-- Work task --
Everything in the data must be repeated exactly, apart from the pictures, which are left out.

━━━━━━━━━━

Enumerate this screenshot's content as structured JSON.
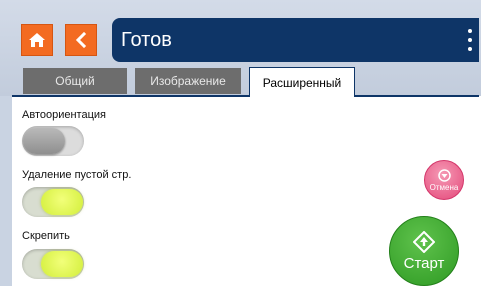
{
  "header": {
    "title": "Готов",
    "home_icon": "home-icon",
    "back_icon": "chevron-left-icon",
    "menu_icon": "kebab-menu-icon",
    "accent_color": "#f36b21",
    "bar_color": "#0e3567"
  },
  "tabs": [
    {
      "label": "Общий",
      "active": false
    },
    {
      "label": "Изображение",
      "active": false
    },
    {
      "label": "Расширенный",
      "active": true
    }
  ],
  "options": [
    {
      "label": "Автоориентация",
      "state": "off"
    },
    {
      "label": "Удаление пустой стр.",
      "state": "on"
    },
    {
      "label": "Скрепить",
      "state": "on"
    }
  ],
  "actions": {
    "cancel_label": "Отмена",
    "start_label": "Старт",
    "cancel_color": "#e4487a",
    "start_color": "#2e9a23"
  }
}
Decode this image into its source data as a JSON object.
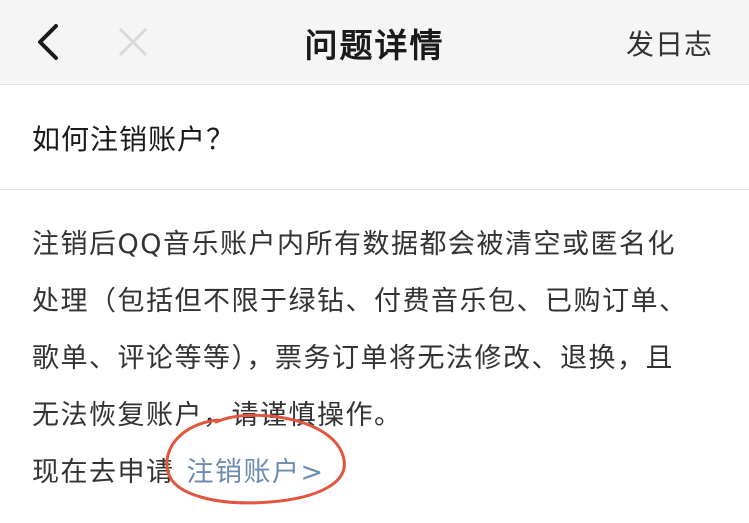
{
  "header": {
    "title": "问题详情",
    "action_label": "发日志"
  },
  "question": {
    "text": "如何注销账户？"
  },
  "answer": {
    "lines": [
      " 注销后QQ音乐账户内所有数据都会被清空或匿名化",
      "处理（包括但不限于绿钻、付费音乐包、已购订单、",
      "歌单、评论等等），票务订单将无法修改、退换，且",
      "无法恢复账户，请谨慎操作。"
    ],
    "apply_prefix": "现在去申请",
    "apply_link": "注销账户>"
  },
  "colors": {
    "link": "#6c8bb0",
    "annotation": "#e0563f",
    "navbar_bg": "#f5f5f5"
  }
}
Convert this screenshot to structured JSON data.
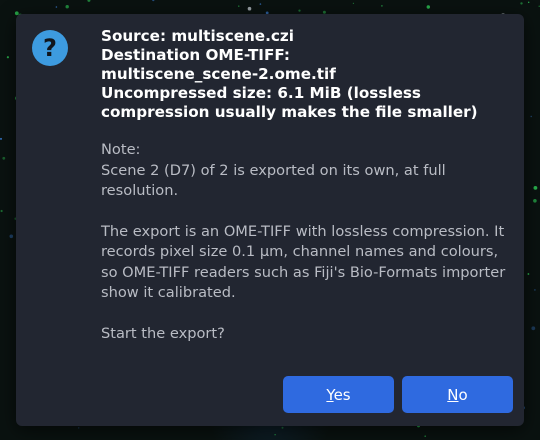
{
  "dialog": {
    "icon": "question-icon",
    "icon_glyph": "?",
    "headline": {
      "source": "Source: multiscene.czi",
      "destination_label": "Destination OME-TIFF:",
      "destination_file": "multiscene_scene-2.ome.tif",
      "size_line1": "Uncompressed size: 6.1 MiB (lossless",
      "size_line2": "compression usually makes the file smaller)"
    },
    "body": {
      "note_title": "Note:",
      "note_text": "Scene 2 (D7) of 2 is exported on its own, at full resolution.",
      "export_text": "The export is an OME-TIFF with lossless compression. It records pixel size 0.1 µm, channel names and colours, so OME-TIFF readers such as Fiji's Bio-Formats importer show it calibrated.",
      "prompt": "Start the export?"
    },
    "buttons": {
      "yes_mnemonic": "Y",
      "yes_rest": "es",
      "no_mnemonic": "N",
      "no_rest": "o"
    }
  },
  "colors": {
    "dialog_bg": "#222631",
    "button_bg": "#2f6ae0",
    "icon_bg": "#3d9be0",
    "body_text": "#b9bcc4"
  }
}
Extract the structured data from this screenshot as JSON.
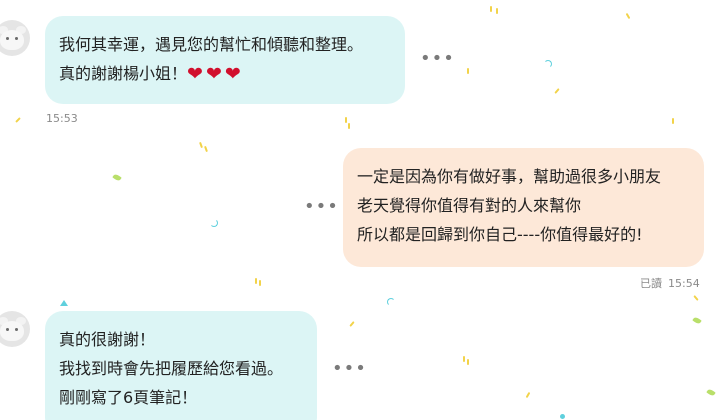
{
  "messages": [
    {
      "lines": [
        "我何其幸運，遇見您的幫忙和傾聽和整理。",
        "真的謝謝楊小姐！"
      ],
      "hearts": [
        "❤",
        "❤",
        "❤"
      ],
      "time": "15:53"
    },
    {
      "lines": [
        "一定是因為你有做好事，幫助過很多小朋友",
        "老天覺得你值得有對的人來幫你",
        "所以都是回歸到你自己----你值得最好的!"
      ],
      "read": "已讀",
      "time": "15:54"
    },
    {
      "lines": [
        "真的很謝謝！",
        "我找到時會先把履歷給您看過。",
        "剛剛寫了6頁筆記！"
      ]
    }
  ],
  "icons": {
    "more": "more-dots-icon",
    "avatar": "avatar-icon",
    "heart": "heart-icon"
  },
  "colors": {
    "incoming_bubble": "#dcf5f5",
    "outgoing_bubble": "#fde8d8",
    "heart": "#d10f2d",
    "timestamp": "#8a8a8a",
    "confetti_yellow": "#f2d34a",
    "confetti_green": "#b9df6a",
    "confetti_blue": "#5fd0dd"
  },
  "more_label": "•••"
}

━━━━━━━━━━

-- Answer to this exercise --
Enumerate this screenshot's content as structured JSON.
{
  "header": {
    "title": "Готов",
    "home_icon": "home-icon",
    "back_icon": "chevron-left-icon",
    "menu_icon": "kebab-menu-icon",
    "accent_color": "#f36b21",
    "bar_color": "#0e3567"
  },
  "tabs": [
    {
      "label": "Общий",
      "active": false
    },
    {
      "label": "Изображение",
      "active": false
    },
    {
      "label": "Расширенный",
      "active": true
    }
  ],
  "options": [
    {
      "label": "Автоориентация",
      "state": "off"
    },
    {
      "label": "Удаление пустой стр.",
      "state": "on"
    },
    {
      "label": "Скрепить",
      "state": "on"
    }
  ],
  "actions": {
    "cancel_label": "Отмена",
    "start_label": "Старт",
    "cancel_color": "#e4487a",
    "start_color": "#2e9a23"
  }
}
Decode this image into its source data as a JSON object.
{
  "header": {
    "title": "问题详情",
    "action_label": "发日志"
  },
  "question": {
    "text": "如何注销账户？"
  },
  "answer": {
    "lines": [
      " 注销后QQ音乐账户内所有数据都会被清空或匿名化",
      "处理（包括但不限于绿钻、付费音乐包、已购订单、",
      "歌单、评论等等），票务订单将无法修改、退换，且",
      "无法恢复账户，请谨慎操作。"
    ],
    "apply_prefix": "现在去申请",
    "apply_link": "注销账户>"
  },
  "colors": {
    "link": "#6c8bb0",
    "annotation": "#e0563f",
    "navbar_bg": "#f5f5f5"
  }
}
Convert this screenshot to structured JSON data.
{
  "dialog": {
    "icon": "question-icon",
    "icon_glyph": "?",
    "headline": {
      "source": "Source: multiscene.czi",
      "destination_label": "Destination OME-TIFF:",
      "destination_file": "multiscene_scene-2.ome.tif",
      "size_line1": "Uncompressed size: 6.1 MiB (lossless",
      "size_line2": "compression usually makes the file smaller)"
    },
    "body": {
      "note_title": "Note:",
      "note_text": "Scene 2 (D7) of 2 is exported on its own, at full resolution.",
      "export_text": "The export is an OME-TIFF with lossless compression. It records pixel size 0.1 µm, channel names and colours, so OME-TIFF readers such as Fiji's Bio-Formats importer show it calibrated.",
      "prompt": "Start the export?"
    },
    "buttons": {
      "yes_mnemonic": "Y",
      "yes_rest": "es",
      "no_mnemonic": "N",
      "no_rest": "o"
    }
  },
  "colors": {
    "dialog_bg": "#222631",
    "button_bg": "#2f6ae0",
    "icon_bg": "#3d9be0",
    "body_text": "#b9bcc4"
  }
}
Extract the structured data from this screenshot as JSON.
{
  "messages": [
    {
      "lines": [
        "我何其幸運，遇見您的幫忙和傾聽和整理。",
        "真的謝謝楊小姐！"
      ],
      "hearts": [
        "❤",
        "❤",
        "❤"
      ],
      "time": "15:53"
    },
    {
      "lines": [
        "一定是因為你有做好事，幫助過很多小朋友",
        "老天覺得你值得有對的人來幫你",
        "所以都是回歸到你自己----你值得最好的!"
      ],
      "read": "已讀",
      "time": "15:54"
    },
    {
      "lines": [
        "真的很謝謝！",
        "我找到時會先把履歷給您看過。",
        "剛剛寫了6頁筆記！"
      ]
    }
  ],
  "icons": {
    "more": "more-dots-icon",
    "avatar": "avatar-icon",
    "heart": "heart-icon"
  },
  "colors": {
    "incoming_bubble": "#dcf5f5",
    "outgoing_bubble": "#fde8d8",
    "heart": "#d10f2d",
    "timestamp": "#8a8a8a",
    "confetti_yellow": "#f2d34a",
    "confetti_green": "#b9df6a",
    "confetti_blue": "#5fd0dd"
  },
  "more_label": "•••"
}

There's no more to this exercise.